» **WORK TO BE COMPLETED**: Identify every line in the records below that contains the word "laurence", and reproduce each one.

» **INPUT RECORDS**:
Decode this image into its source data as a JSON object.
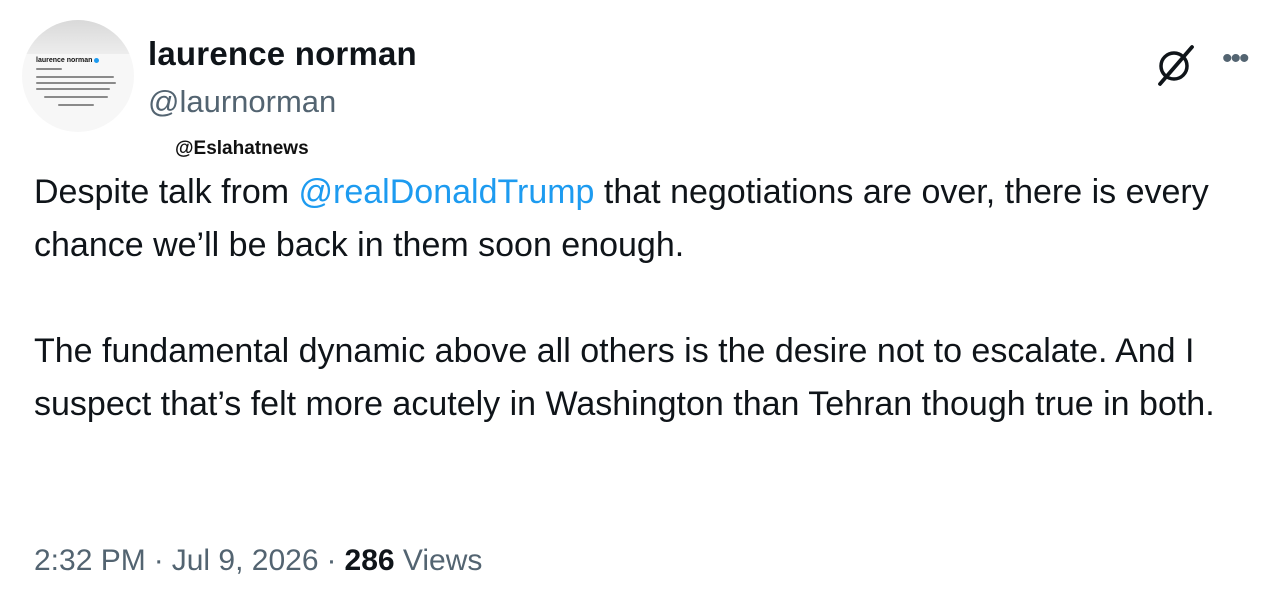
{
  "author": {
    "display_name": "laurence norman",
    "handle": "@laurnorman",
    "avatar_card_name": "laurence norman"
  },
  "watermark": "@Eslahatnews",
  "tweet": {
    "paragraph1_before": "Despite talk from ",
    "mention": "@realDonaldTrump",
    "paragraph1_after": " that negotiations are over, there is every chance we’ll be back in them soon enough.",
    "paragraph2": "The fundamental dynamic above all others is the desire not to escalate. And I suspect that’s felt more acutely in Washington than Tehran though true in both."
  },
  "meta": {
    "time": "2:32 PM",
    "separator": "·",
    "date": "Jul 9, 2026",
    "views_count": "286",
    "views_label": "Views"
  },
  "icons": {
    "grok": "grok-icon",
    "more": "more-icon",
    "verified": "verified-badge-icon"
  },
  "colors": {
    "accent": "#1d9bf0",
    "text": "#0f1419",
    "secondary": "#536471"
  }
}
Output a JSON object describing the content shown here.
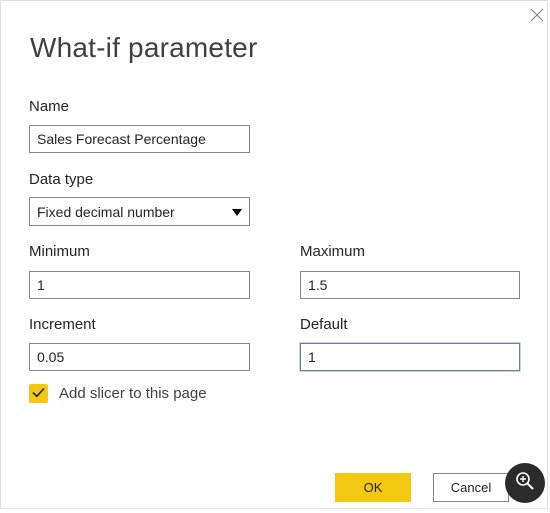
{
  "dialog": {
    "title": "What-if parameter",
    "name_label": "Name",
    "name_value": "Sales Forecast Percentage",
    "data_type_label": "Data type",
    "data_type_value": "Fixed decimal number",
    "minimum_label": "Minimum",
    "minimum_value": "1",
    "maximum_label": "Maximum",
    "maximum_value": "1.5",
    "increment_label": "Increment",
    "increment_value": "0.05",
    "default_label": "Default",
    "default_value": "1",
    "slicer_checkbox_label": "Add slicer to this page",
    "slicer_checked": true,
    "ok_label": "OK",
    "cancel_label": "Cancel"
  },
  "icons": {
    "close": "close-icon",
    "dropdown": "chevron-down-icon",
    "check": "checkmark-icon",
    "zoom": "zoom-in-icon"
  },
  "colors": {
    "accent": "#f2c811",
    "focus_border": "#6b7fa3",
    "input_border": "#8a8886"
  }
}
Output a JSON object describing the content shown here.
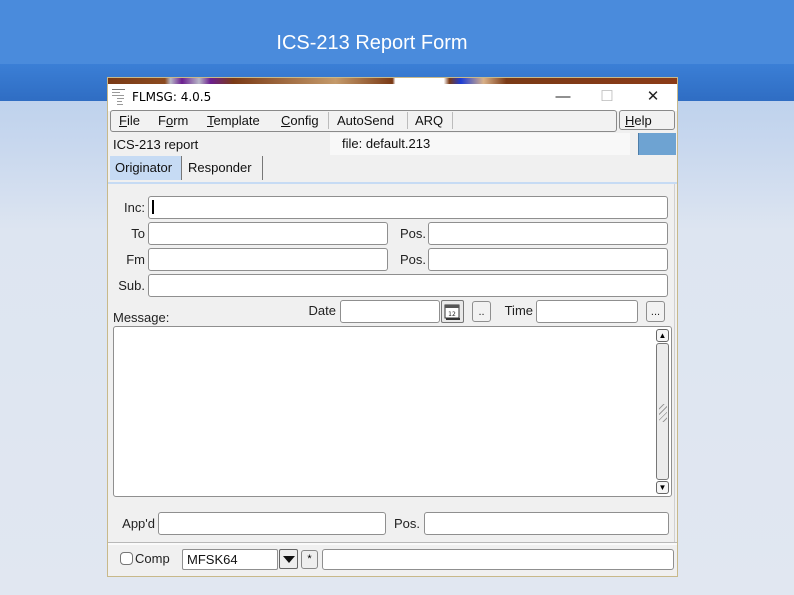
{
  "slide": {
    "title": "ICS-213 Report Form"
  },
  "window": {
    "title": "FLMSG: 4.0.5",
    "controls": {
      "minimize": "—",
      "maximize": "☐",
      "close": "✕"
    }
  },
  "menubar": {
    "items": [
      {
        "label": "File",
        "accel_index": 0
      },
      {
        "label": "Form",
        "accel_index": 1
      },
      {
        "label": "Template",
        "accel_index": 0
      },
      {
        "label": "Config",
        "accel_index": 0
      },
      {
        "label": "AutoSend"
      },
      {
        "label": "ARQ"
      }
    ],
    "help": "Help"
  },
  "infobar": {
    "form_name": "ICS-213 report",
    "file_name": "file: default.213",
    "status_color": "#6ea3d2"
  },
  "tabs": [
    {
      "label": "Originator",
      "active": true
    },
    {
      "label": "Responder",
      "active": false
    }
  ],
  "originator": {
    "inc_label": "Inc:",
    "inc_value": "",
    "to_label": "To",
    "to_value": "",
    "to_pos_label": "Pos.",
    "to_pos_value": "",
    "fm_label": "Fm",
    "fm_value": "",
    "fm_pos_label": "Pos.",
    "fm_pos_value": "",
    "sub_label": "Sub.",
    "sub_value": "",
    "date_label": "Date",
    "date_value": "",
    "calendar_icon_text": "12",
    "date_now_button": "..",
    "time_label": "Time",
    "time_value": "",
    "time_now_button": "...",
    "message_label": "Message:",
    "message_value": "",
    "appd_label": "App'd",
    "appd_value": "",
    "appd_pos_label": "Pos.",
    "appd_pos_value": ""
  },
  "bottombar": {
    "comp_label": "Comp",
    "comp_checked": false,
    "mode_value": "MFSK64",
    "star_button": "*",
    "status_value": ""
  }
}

» **RESULT OF THIS TASK**:
    "display_name": "laurence norman",
    "avatar_card_name": "laurence norman"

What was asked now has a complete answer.